The usual advice for installing something like ndiswrapper is to get it from one of your distributions repositories if possible. ndiswrapper, when installed, has a relatively unchanging part and a kernel module that is intimately linked to one particular kernel.
Fedora changes kernel more often than a lot of other distributions and if you go the do-it-yourself route then you end up recompiling each time the kernel changes. As long as you keep an eye on what you are updating there is usually a precompiled ndiswrapper module released at the same time or shortly after a new kernel.
Although ndiswrapper is "free" software the windows drivers it wraps around certainly aren't and so it doesn't get included in the usual repositories but instead ends up in the livna ones.
So you install the livna repository with:
rpm -i http://rpm.livna.org/livna-release-8.rpm
That calls the details in from the internet so you need a wired connection to get it and the ndiswrapper parts.
Then install ndiswrapper:
yum install kmod-ndiswrapper
That brings in the kernel module and associated parts.
The actual drivers are everything. I have one particular card that will only ndiswrap with one particular variant of the driver and that's a win98 driver. The good news is that if it doesn't work with one driver you can delete its folder from '/etc/ndiswrapper' and try again.
For broadcom based cards it is safest to blacklist the built in kernel drivers. Open the file '/etc/modprobe.d/blacklist' and add two lines:
Safest to restart here and try:
/sbin/lsmod | grep b4
to assure yourself that b43 is not loading, you can modify the command and do it for ssb as well.
You know the 'ndiswrapper -i' and 'ndiswrapper -l' commands.
With the driver installed:
You should now be able to use:
/sbin/iwlist wlan0 scan

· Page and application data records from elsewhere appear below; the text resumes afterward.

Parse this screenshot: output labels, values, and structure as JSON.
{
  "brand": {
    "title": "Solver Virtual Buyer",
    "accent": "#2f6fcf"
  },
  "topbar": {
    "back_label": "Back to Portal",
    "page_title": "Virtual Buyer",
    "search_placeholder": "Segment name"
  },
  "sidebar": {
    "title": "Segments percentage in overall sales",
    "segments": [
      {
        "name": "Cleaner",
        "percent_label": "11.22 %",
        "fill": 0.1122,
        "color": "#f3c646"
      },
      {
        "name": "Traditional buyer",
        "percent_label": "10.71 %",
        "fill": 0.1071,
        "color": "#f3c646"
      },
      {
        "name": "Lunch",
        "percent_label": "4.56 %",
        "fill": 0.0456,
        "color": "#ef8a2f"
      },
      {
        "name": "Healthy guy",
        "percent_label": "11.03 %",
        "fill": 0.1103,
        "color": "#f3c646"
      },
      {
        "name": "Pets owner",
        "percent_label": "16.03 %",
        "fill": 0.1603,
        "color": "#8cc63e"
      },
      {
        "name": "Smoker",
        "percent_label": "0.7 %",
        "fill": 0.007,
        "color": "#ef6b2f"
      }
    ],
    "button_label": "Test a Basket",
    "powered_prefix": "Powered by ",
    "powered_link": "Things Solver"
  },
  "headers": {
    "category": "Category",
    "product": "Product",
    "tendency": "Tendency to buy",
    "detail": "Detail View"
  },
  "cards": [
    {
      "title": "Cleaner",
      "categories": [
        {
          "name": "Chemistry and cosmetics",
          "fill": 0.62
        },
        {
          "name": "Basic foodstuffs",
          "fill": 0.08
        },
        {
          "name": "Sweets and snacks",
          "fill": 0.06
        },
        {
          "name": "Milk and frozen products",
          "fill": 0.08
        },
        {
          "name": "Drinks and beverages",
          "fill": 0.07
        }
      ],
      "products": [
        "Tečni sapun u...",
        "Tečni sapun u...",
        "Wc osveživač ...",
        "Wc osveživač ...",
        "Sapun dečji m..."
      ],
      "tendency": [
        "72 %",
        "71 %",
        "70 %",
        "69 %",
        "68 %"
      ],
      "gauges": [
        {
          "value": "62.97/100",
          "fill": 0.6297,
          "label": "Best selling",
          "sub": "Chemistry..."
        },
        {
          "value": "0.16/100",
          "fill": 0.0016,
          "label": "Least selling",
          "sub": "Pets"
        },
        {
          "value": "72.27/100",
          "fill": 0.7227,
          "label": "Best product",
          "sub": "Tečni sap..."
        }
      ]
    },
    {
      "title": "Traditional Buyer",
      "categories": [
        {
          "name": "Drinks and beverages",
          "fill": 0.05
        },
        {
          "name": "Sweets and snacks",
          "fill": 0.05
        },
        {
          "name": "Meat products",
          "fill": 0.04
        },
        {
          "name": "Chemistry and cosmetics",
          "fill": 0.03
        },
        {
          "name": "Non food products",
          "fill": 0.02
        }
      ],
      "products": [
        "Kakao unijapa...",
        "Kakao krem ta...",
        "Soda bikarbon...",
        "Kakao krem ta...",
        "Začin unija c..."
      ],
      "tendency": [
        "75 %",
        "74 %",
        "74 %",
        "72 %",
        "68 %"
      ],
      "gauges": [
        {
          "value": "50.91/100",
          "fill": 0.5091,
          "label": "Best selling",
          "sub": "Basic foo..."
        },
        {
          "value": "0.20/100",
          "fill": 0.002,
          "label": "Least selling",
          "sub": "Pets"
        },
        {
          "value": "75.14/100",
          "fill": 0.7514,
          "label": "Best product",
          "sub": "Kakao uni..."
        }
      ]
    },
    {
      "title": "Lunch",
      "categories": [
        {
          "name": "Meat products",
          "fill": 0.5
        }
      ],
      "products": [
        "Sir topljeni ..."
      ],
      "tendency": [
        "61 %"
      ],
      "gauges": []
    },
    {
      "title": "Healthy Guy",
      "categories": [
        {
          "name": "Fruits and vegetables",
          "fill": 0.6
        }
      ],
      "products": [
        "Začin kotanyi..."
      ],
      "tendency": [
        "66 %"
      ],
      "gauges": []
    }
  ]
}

to see sensible information about your connection and then use NetworkManager to control it. You may need to modify the iwlist command if you card was not identified as wlan0 in the first command.
Don't try and use the 'Gnome system menu - Administration - Network' to configure your card. I haven't used ndiswrapper on a broadcom for some time. I can tell you that using the b43 my broadcom's don't show up in this network configuration dialogue.
However if yours does, resist the urge to try and configure it here. You may though need to click on such a wireless interface if it appears, click "Edit" and make sure "Activate Device when Computer Starts" is NOT ticked but that "Controlled by NetworkManager" is. That latter will only appear if your system is up to date within the last couple of weeks.
If you can now control your card from the top Gnome Panel, NetworkManager should have taken up residence in the notification area to the right, all well and good.
First time you do this you 'may' need to start NetworkManager explicitly. Do that from 'Gnome system menu - Administration - Services'. Make sure NetworkManager is ticked, started and saved so that it starts automatically.
If all is working, this won't preserve your connection between reboots. You need to issue the command:
and then add a line to /etc/modprobe.conf along the lines of:
alias wlan0 ndiswrapper
depending on what interface name 'iwconfig' has revealed.
If you experiment with several cards as I have, it appears important that you only have one alias for ndiswrapper in modprobe.conf, but you can have several different drivers installed.
I've had wlan0, wlan1 and wlan2 on one occasion with drivers installed for each card and and been able to use whichever card I plugged in by altering the alias. It appears a fairly robust system so you should be able to experiment without doing damage.
It's mid-morning here. I'll be looking for progress reports during the day with interest.
: Anyone coming across this post please note concoran's variations in post #49